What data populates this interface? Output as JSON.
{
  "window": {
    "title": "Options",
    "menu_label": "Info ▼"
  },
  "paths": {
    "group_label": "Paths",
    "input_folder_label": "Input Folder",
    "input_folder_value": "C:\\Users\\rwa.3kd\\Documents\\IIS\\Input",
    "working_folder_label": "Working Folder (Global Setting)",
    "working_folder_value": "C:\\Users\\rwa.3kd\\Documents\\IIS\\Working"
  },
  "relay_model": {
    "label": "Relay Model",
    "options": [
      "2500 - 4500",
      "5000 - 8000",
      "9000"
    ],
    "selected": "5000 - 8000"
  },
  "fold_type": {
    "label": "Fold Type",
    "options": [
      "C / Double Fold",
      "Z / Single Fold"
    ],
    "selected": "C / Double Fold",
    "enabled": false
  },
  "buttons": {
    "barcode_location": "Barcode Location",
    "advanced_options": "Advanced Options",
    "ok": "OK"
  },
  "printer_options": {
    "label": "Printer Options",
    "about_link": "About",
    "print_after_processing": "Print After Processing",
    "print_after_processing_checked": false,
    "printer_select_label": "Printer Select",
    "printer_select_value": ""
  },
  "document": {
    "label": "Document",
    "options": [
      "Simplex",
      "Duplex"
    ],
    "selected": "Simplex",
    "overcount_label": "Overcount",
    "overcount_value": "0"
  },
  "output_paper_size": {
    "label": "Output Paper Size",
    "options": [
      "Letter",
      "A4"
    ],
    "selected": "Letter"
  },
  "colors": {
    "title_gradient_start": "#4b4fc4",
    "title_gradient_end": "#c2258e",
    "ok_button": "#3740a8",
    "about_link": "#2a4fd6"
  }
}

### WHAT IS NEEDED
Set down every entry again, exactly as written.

### REPLY TO THE EXERCISE
What data populates this interface? Output as JSON.
{
  "window": {
    "title": "Options",
    "menu_label": "Info ▼"
  },
  "paths": {
    "group_label": "Paths",
    "input_folder_label": "Input Folder",
    "input_folder_value": "C:\\Users\\rwa.3kd\\Documents\\IIS\\Input",
    "working_folder_label": "Working Folder (Global Setting)",
    "working_folder_value": "C:\\Users\\rwa.3kd\\Documents\\IIS\\Working"
  },
  "relay_model": {
    "label": "Relay Model",
    "options": [
      "2500 - 4500",
      "5000 - 8000",
      "9000"
    ],
    "selected": "5000 - 8000"
  },
  "fold_type": {
    "label": "Fold Type",
    "options": [
      "C / Double Fold",
      "Z / Single Fold"
    ],
    "selected": "C / Double Fold",
    "enabled": false
  },
  "buttons": {
    "barcode_location": "Barcode Location",
    "advanced_options": "Advanced Options",
    "ok": "OK"
  },
  "printer_options": {
    "label": "Printer Options",
    "about_link": "About",
    "print_after_processing": "Print After Processing",
    "print_after_processing_checked": false,
    "printer_select_label": "Printer Select",
    "printer_select_value": ""
  },
  "document": {
    "label": "Document",
    "options": [
      "Simplex",
      "Duplex"
    ],
    "selected": "Simplex",
    "overcount_label": "Overcount",
    "overcount_value": "0"
  },
  "output_paper_size": {
    "label": "Output Paper Size",
    "options": [
      "Letter",
      "A4"
    ],
    "selected": "Letter"
  },
  "colors": {
    "title_gradient_start": "#4b4fc4",
    "title_gradient_end": "#c2258e",
    "ok_button": "#3740a8",
    "about_link": "#2a4fd6"
  }
}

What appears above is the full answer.